In his 2013 biography of Jim Henson, Brian Jay Jones notes that early in the cultivation of the Muppets, the creative team struggled to write for Piggy because "[t]he whole Muppet Show conceit is based on [the] concept of family," but Piggy had a tendency to "demand things that are quite outside of the family." Henson's team did, of course, eventually figure out how Piggy's character could be held in tension with the show's guiding metaphor.
But since seeing Muppets Most Wanted, I've been considering this as a starting place for viewing the latest film. The Muppets have always been about family—a group of dreamers bound by misfit bloodlines. But as with any family, it's worth asking what holds it together.
Near the beginning of Muppets Most Wanted, all of the recognizable Muppets have a meeting with a talent manager named Dominic Badguy (Ricky Gervais) about how their next career step might be a world tour. Badguy assures the group that it's pronounced bædgee ("It's French!
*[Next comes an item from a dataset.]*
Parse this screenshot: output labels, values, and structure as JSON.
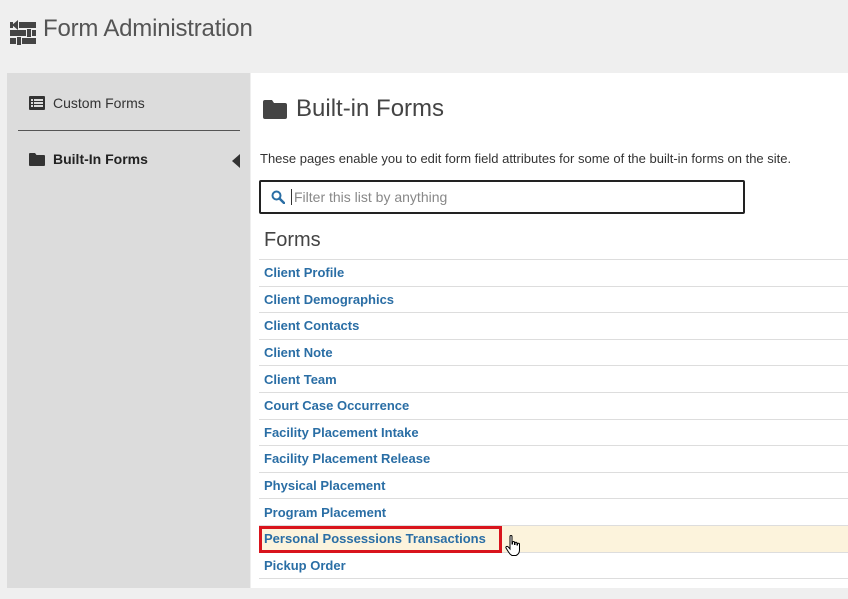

Meaning: 'good man!'").
It's a setup scene that includes some clever exposition, but that's also enjoyable for what the image's composition conveys. Badguy sits alone on one side of the table, attempting to lure the Muppets to accept his representation; the other side of the table is overrun with Muppets, sitting together and hoping to interact in unison to make a collective decision. That visual incongruence suggests that the Muppets think of themselves as family, and also implies the plight and manner of the Badguy.
Yes, Badguy is a bad guy—the #2 to his boss, Constantine, who is not only the world's number one criminal, but also Kermit's ...1